MISSISSIPPI STATE -- Consumers may have trouble scaring up pumpkins for holiday decorations this fall.
David Nagel, horticulturist with Mississippi State University's Extension Service, said most growers whose fields were already dry at planting time chose not to plant any pumpkins this year if they did not have access to irrigation. Some growers with nonirrigated farms took the chance if their fields received some rain around the first of July and now are harvesting significantly reduced yields.
“On the other hand, people with irrigated fields are having a very good year,” Nagel said. “If you have access to water, you want a drought. Pumpkins tend to be a very risky crop to grow. The large leaves on pumpkin vines are susceptible to fungal and viral diseases, and dry weather inhibits the movement of these diseases.”

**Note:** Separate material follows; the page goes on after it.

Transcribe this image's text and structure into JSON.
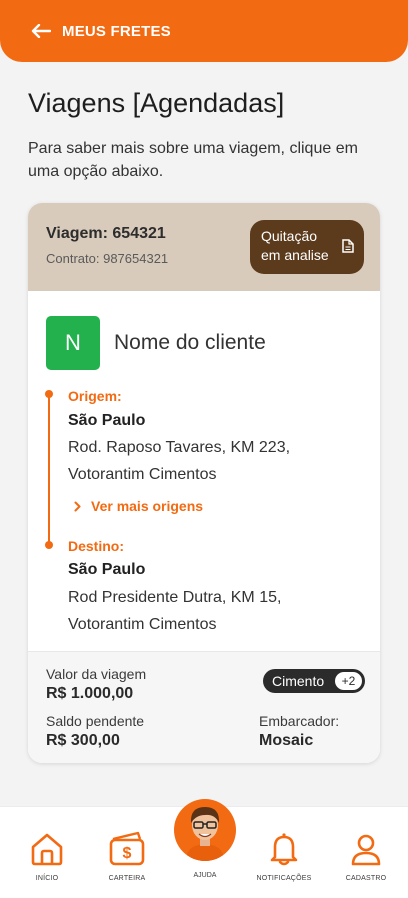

Insects, which contribute to the spread of viral diseases, were not as common during the drought.
“Clear skies, bright sunshine, dry air and no rain were all factors that contributed to reduced disease pressure,” Nagel said. “Normally, pumpkin fields need to be sprayed with fungicides on a seven- to 10-day schedule. Dry years allow for significantly fewer treatments.”
Nagel said almost 600 acres were planned for pumpkins in Mississippi, but the actual planted acreage was closer to 400. Only about 20 percent of those acres were irrigated.
Mel Ellis of Mayhew Tomato Farm in Lowndes County is harvesting 4 acres of pumpkins for the first time this year. He said access to water made this a good year to venture into the pumpkin business. He is one of the few growers in the area to produce a crop.
“This was my year to determine the best spacing and a pesticide program. We planted three varieties of jack-o'-lanterns,” Ellis said. “We hope to at least double our acreage next year and add several varieties.”
Ellis' goal is to have at least 80 percent of his crop sold before Halloween. His pumpkins range from $3 to $10, depending on the size.
“The prices for pumpkins are very good this year because it wasn't just a local dry spell; it was dry throughout the Pumpkin Belt -- from the High Plains of Texas through the Midwest,” Nagel said. “Wholesale pumpkins are about $2,000 per acre, and you can double that price for retail.”
Yalobusha County Extension director Steve Cummings said that area's crop may be down by as much as 60 percent. If plants came up at all in the almost 60 acres of nonirrigated fields, many did not set fruit because of drought stress.
“The good news was that it did not cost as much to control insects and diseases this year,” Cummings said. “The pumpkins that did mature are of good quality.”